5 Species on the Verge of Extinction

June 1, 2019
The gradual disappearance of species on Earth has irreparable consequences to the flora and fauna of our planet.

Everyone knows about global warming, the destruction of the ozone layer, and climate change. However, we don’t often focus on the main beings affected by human actions: animals. We’ll tell you about five species on the verge of extinction that won’t have a second chance unless we drastically change our relationship with the environment.

The black rhinoceros, one species on the verge of extinction

At the beginning of the 20th century, there were between five and six deaths every day of black rhinos (seen in the photo at the beginning of this article). European colonizers loved hunting and, as a result, decimated the population of this species. Unfortunately, the species never recovered. These actions added the black rhino to the list of species on the verge of extinction.

In 2011, the Internation Union for the Conversation of Nature (IUCN) declared on its Red List that this species was “officially extinct”. This was due to the hunting of the black rhino to sell their horns on the black market. However, a zoo in the Czech Republic managed to give birth to two offspring born in captivity.

The extraordinary vaquita

With the scientific name Phocoena sinus, the vaquita is the rarest cetacean on the planet. Although it was only discovered 60 years ago, the IUCN has also placed this species on the Red List as endangered.

The vaquita is one species on the verge of extinction.

In 2015, the population of the vaquita was reduced to 97. Then, in 2017, the population suffered a 67% decrease. As a result, we currently have less than 40 vaquitas worldwide. Some factors that have made species on the verge of extinction are unethical fishing techniques, as well as contamination of their natural habitat.

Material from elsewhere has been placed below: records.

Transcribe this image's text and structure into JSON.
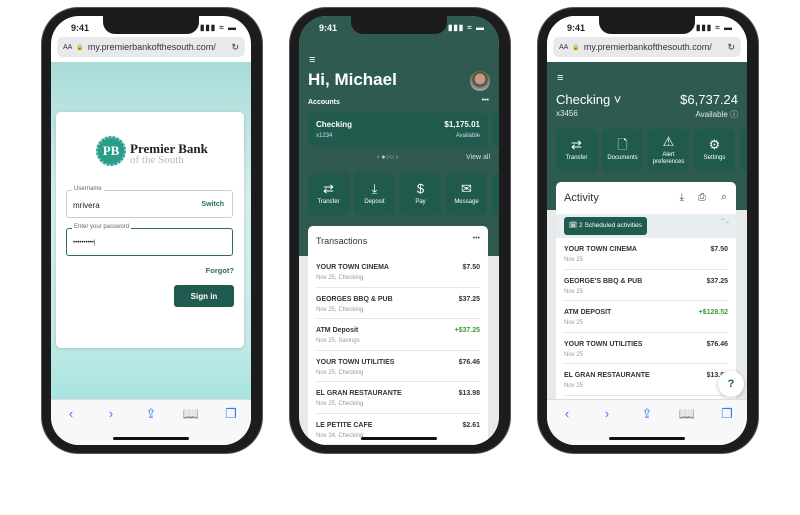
{
  "status": {
    "time": "9:41",
    "signal": "▮▮▮ ≈ ▬"
  },
  "browser": {
    "aa": "AA",
    "url": "my.premierbankofthesouth.com/",
    "lock": "🔒",
    "reload": "↻",
    "toolbar_icons": [
      "‹",
      "›",
      "⇪",
      "📖",
      "❐"
    ]
  },
  "login": {
    "logo_mark": "PB",
    "logo_title": "Premier Bank",
    "logo_subtitle": "of the South",
    "username_label": "Username",
    "username_value": "mrivera",
    "switch": "Switch",
    "password_label": "Enter your password",
    "password_value": "••••••••••|",
    "forgot": "Forgot?",
    "sign_in": "Sign in"
  },
  "dashboard": {
    "menu": "≡",
    "greeting": "Hi, Michael",
    "accounts_label": "Accounts",
    "more": "•••",
    "account": {
      "name": "Checking",
      "number": "x1234",
      "balance": "$1,175.01",
      "balance_label": "Available"
    },
    "pager": "‹ ●○○ ›",
    "view_all": "View all",
    "actions": [
      {
        "icon": "⇄",
        "label": "Transfer"
      },
      {
        "icon": "⤓",
        "label": "Deposit"
      },
      {
        "icon": "$",
        "label": "Pay"
      },
      {
        "icon": "✉",
        "label": "Message"
      }
    ],
    "transactions_title": "Transactions",
    "transactions": [
      {
        "name": "YOUR TOWN CINEMA",
        "date": "Nov 25, Checking",
        "amount": "$7.50"
      },
      {
        "name": "GEORGES BBQ & PUB",
        "date": "Nov 25, Checking",
        "amount": "$37.25"
      },
      {
        "name": "ATM Deposit",
        "date": "Nov 25, Savings",
        "amount": "+$37.25",
        "positive": true
      },
      {
        "name": "YOUR TOWN UTILITIES",
        "date": "Nov 25, Checking",
        "amount": "$76.46"
      },
      {
        "name": "EL GRAN RESTAURANTE",
        "date": "Nov 25, Checking",
        "amount": "$13.98"
      },
      {
        "name": "LE PETITE CAFE",
        "date": "Nov 24, Checking",
        "amount": "$2.61"
      }
    ]
  },
  "account": {
    "menu": "≡",
    "name": "Checking ˅",
    "number": "x3456",
    "balance": "$6,737.24",
    "balance_label": "Available ⓘ",
    "actions": [
      {
        "icon": "⇄",
        "label": "Transfer"
      },
      {
        "icon": "🗋",
        "label": "Documents"
      },
      {
        "icon": "⚠",
        "label": "Alert preferences"
      },
      {
        "icon": "⚙",
        "label": "Settings"
      }
    ],
    "activity_title": "Activity",
    "activity_icons": [
      "⤓",
      "⎙",
      "⌕"
    ],
    "scheduled": "🗓 2 Scheduled activities",
    "expand": "⌃⌄",
    "help": "?",
    "activities": [
      {
        "name": "YOUR TOWN CINEMA",
        "date": "Nov 25",
        "amount": "$7.50"
      },
      {
        "name": "GEORGE'S BBQ & PUB",
        "date": "Nov 25",
        "amount": "$37.25"
      },
      {
        "name": "ATM DEPOSIT",
        "date": "Nov 25",
        "amount": "+$128.52",
        "positive": true
      },
      {
        "name": "YOUR TOWN UTILITIES",
        "date": "Nov 25",
        "amount": "$76.46"
      },
      {
        "name": "EL GRAN RESTAURANTE",
        "date": "Nov 25",
        "amount": "$13.98"
      }
    ]
  },
  "colors": {
    "brand_green": "#1f5b4f",
    "header_green": "#2e5a50",
    "positive": "#3a9b3a",
    "link_blue": "#3478f6"
  }
}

The Amur leopard, the rarest feline on the planet

At the end of the 20th century, a group of Soviet scientists determined that there were only 30 of these leopards left in the wild. The leopard is native to the Russian Taiga. The species has begun to recover within the past 10 years, however, thanks to local initiatives.

A close up of an Amur leopard, a species on the verge of extinction.

According to the organizations Leopards of the Far East and WWF Russia, today there are more than 90 of these leopards in the wild. This animal is capable of reaching up to 40 mph, but can only run free if we work to keep current conservation initiatives afloat.

The South China tiger and poaching

In 1950, experts estimated that there were over 4,000 of these tigers. However, due to indiscriminate hunting, the population has dropped to about 80 today. As a result, regulation surrounding the commercialization of tiger bones have greatly changed in the last decade. At the end of 2018, the Chinese government considered legalizing the commercialization of tiger bones.

Two South China tigers with some prey.

But after protests from the international community, China decided to postpone this measure until it could analyze the potential impact on the country’s tiger population. Although it is currently still illegal to sell tiger bones, many people fear for the survival of this species on the verge of extinction.

The Sumatran elephant, another species on the verge of extinction

The ecological organization WWF estimates that this species of elephant is about to disappear entirely. Reports from the IUCN add the animal to its Red List of Threatened Species. In addition, the group states that 85% of the elephant’s habitat is in danger of being completely destroyed.

A Sumatran elephant in the water.

Although as a species Sumatran elephants are protected under Indonesia law, 85 percent of their habitats located outside of protected areas, are outside of the protection system and likely to be converted to agriculture and other purposes. – IUCN Red List

The diet and lifestyle of this elephant are essential to maintain the ecosystem of Indonesian forests. Their disappearance could have irreparable consequences for the flora of this country, as well as for other threatened species. One such species is the Sumatran rhino, which coexists with the elephant in peace and harmony within its ecosystem.